Imagine her vineyard, the fresh aroma about her land, the dramatic adjunct of the Dolomite Mountains… it is a reminder of a story I once read of the history of winemaking. First and foremost, vineyards and their wine proved to be a high-yielding and stable investment. But they were also retreats. Around the time of the Crusades, the Catholic Church would send its brightest minds to create, write, or sculpt–affording a man the perspective of a new place and the disruption of time. Whether you believe that it is the “newness” of change that inspires or the actual difference of the place, I believe the vineyard remains as more than just a relic to admire. I believe that it expands time, space and energy for its winemaker, seeping into every second, into every cell, swelling. You are reminded as a winemaker that you have only so many harvests in your life, 30…40, maybe, and yet, those few years distill even further into longer bouts of existence!
I am a great admirer of Elisabetta Foradori, a winemaker in the Dolomite Mountains of Trentino, Italy. I’ve never met Signora, toured her vineyard, or tasted her wines and before I continue with reasons for you to believe that my research is unversed or my voice off-topic I will begin with my only affirmation: she makes my soul smile. I cannot recall how I was introduced to her, but every moment thereafter is quite clear. Her life reads as a direct reflection of her environment and, in this way, I believe that she has found a way to live that is so serenely, so fully human. Her once impoverished soils are now teeming with microbes, opulent. The bland, sterile wines that once detailed her cellar now hardly engage the light with such deeply concentrated colors. And the techniques she wields have trued the direction of her community’s winemaking with the clairvoyance of sustainability and affluence. Signora calls her life in the vineyards a renaissance. Undoubtedly, I have learned more about my standard of living from wine than from any other cut of cloth—and I don’t even make the stuff, yet!
I want from Georgia the same indulgence that I gather from Trentino’s story. It may be a credit to my youth, but I want a renaissance.

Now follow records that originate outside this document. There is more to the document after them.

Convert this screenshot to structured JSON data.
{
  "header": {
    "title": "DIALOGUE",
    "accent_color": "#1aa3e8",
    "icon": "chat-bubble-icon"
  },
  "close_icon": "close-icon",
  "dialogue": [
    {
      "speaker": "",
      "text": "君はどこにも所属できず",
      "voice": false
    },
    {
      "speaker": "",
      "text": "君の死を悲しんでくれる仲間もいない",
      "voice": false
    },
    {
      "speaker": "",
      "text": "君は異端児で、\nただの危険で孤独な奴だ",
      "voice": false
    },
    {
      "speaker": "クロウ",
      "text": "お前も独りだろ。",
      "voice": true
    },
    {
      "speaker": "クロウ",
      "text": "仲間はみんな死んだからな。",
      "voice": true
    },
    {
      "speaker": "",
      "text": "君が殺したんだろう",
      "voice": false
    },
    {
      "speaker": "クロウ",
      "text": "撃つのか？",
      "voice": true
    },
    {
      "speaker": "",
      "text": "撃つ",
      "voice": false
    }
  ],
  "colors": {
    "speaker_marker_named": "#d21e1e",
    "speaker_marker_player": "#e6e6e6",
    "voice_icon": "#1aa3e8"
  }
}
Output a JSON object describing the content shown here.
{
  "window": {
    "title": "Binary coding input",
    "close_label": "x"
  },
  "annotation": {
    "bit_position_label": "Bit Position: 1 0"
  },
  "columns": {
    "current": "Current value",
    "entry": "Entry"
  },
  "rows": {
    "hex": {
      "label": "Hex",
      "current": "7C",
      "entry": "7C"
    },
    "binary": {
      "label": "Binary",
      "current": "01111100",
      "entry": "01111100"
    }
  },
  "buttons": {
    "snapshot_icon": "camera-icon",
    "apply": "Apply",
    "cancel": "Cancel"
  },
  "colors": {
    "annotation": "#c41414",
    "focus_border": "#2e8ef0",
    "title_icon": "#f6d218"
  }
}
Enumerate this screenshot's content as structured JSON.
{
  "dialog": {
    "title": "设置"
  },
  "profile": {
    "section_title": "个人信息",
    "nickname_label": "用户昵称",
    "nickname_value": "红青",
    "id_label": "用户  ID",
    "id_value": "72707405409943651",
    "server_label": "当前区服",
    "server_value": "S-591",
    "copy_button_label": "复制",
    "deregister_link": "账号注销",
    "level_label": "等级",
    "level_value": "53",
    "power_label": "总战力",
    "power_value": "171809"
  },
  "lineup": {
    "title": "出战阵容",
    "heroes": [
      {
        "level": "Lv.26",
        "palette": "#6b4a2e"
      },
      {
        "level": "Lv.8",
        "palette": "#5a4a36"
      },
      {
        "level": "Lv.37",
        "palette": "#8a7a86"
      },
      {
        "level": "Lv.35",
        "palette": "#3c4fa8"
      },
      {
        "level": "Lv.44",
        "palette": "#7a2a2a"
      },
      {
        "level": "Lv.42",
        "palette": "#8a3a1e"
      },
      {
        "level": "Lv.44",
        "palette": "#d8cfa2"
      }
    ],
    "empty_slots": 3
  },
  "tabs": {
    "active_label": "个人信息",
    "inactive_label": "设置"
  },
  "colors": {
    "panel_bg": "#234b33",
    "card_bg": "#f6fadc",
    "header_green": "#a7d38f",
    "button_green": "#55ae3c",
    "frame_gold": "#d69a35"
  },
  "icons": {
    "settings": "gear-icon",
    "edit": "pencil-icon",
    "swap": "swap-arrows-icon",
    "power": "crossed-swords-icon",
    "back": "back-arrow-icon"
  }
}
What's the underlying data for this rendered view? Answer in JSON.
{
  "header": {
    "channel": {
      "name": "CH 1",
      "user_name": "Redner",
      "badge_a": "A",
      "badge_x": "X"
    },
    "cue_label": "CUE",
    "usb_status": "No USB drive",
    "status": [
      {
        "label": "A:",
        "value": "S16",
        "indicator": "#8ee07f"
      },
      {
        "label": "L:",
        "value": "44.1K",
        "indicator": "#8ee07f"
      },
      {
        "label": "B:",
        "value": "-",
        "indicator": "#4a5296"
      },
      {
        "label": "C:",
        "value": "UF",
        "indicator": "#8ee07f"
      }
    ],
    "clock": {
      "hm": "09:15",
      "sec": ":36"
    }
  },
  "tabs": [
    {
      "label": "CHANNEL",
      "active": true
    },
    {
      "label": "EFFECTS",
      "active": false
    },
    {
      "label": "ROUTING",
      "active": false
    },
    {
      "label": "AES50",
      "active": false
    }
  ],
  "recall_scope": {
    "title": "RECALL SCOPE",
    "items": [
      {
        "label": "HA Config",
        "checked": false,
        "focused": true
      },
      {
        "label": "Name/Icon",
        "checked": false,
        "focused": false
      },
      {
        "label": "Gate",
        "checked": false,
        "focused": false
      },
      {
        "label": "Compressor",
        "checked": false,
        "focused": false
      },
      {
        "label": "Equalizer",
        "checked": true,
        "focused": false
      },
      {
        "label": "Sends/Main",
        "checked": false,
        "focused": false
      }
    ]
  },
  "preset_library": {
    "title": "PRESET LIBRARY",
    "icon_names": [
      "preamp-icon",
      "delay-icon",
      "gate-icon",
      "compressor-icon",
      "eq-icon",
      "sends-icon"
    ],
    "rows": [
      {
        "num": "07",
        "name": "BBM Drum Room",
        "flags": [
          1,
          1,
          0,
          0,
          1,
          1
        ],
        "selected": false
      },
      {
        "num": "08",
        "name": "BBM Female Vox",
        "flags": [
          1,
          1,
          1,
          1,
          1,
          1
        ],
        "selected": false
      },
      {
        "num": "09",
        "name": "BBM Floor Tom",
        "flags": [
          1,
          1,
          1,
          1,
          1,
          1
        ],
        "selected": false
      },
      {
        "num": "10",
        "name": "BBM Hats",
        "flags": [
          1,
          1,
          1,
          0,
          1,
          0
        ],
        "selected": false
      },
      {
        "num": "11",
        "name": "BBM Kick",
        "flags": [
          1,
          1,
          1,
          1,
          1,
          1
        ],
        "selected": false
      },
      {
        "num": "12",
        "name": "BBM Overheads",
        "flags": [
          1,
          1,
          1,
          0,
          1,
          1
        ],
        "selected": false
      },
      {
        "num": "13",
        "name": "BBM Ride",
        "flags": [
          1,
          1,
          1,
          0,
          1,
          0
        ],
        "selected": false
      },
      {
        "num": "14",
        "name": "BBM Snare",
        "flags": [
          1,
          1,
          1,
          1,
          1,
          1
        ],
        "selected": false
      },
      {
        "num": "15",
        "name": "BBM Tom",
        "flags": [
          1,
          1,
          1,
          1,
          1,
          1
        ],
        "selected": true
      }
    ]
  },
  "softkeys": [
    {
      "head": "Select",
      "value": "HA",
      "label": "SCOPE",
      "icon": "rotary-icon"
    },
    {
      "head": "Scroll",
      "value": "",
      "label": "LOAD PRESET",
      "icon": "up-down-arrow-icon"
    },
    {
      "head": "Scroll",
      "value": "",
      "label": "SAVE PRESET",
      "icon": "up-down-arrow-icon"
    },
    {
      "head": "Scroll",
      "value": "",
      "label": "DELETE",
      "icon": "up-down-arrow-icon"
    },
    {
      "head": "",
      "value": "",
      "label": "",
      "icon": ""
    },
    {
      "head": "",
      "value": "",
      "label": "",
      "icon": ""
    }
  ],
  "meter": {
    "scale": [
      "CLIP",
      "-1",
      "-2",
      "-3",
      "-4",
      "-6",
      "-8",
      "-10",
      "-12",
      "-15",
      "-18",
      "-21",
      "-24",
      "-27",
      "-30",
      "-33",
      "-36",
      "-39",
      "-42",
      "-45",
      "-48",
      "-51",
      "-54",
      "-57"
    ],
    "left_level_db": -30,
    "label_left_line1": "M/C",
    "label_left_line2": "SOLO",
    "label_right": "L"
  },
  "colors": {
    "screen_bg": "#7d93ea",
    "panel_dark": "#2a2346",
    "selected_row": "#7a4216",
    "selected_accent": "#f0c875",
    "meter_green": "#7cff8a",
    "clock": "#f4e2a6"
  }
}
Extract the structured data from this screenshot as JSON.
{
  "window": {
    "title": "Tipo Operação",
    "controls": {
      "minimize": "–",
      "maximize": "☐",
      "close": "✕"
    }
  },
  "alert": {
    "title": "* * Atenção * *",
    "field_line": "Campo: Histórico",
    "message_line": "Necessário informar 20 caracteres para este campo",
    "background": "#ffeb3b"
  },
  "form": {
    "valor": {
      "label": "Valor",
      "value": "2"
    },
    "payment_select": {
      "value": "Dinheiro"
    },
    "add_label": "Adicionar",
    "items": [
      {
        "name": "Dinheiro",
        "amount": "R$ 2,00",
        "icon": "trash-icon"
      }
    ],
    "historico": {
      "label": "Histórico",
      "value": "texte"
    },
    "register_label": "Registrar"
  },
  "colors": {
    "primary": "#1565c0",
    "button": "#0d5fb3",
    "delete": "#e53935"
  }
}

Last summer I returned home to Atlanta, glowing from an internship on a vineyard in Tuscany. It was a brilliant illustration for the lessons and books I scoured on enology throughout college. Within days I was tasting my way through the north Georgia wine country. Forgive me my abruptness, but the result was fuzzy teeth, a sour stomach, and no plan to ever return! That is, until my sister’s birthday celebration bribed me back to the area a year later. This round of flights not only surprised me—I was encouraged! Within a year, something had changed and I am so curious on what that “something” could be…
My first visit included a red flight, white flight, and a sweet flight from 3 vineyards. Vintages fluctuated. Varieties included Norton, Cabernet Sauvignon, Chambourcin, Viognier, Malbec, Touriga… Styles included barrel and non-barrel fermentations, sparkling wine, rosés, long-macerations, carbonic macerations… I wrongly assumed that the diversity present in the wineries would carry over to the glass. Each wine—no matter the estate, vintage, variety, filtration—maintained to a large degree this wretched, dank must on the nose and palate. I was never able to anchor it down as earthy, salty, sour, cheesy… It was not entirely volatile, but aeration did help.
Then, as I said, a year passed and so did this quality. This difference was remarkable, and it inspired me to move to Blue Ridge, GA. I am not well-versed on the history of winegrowing in Georgia, but what an exciting moment to be a part of it! I want this new story to be as richly and indulgently “Georgian” as Zac Brown Band or peach cobbler. And, in less whimsical terms, I want for Georgia wine to be characterized by its quality, sustainability, and prosperity.
As I begin this conversation, allow me to admit my insecurities and prejudices about Georgia wine:
The wine is strenuously manipulated in the winery.
The vineyard does not adequately play to Georgia’s climate or terrain—thus necessitating excess manipulation in the winery.
Squandered marketing. Planting varieties that people recognize by name like Chardonnay and Cabernet Sauvignon play to new taster’s ignorance and do nothing to engage them, teach, provoke, inspire. I enjoyed the story of Signora Foradori’s mourning: Years wasted on making bland wine from international varieties (such as Chardonnay or Cabernets) could have been better served on making wine from local, native varieties… think of the nuances between wines, vintages, and estates… think of the patriotism of making something purely, historically, Georgian.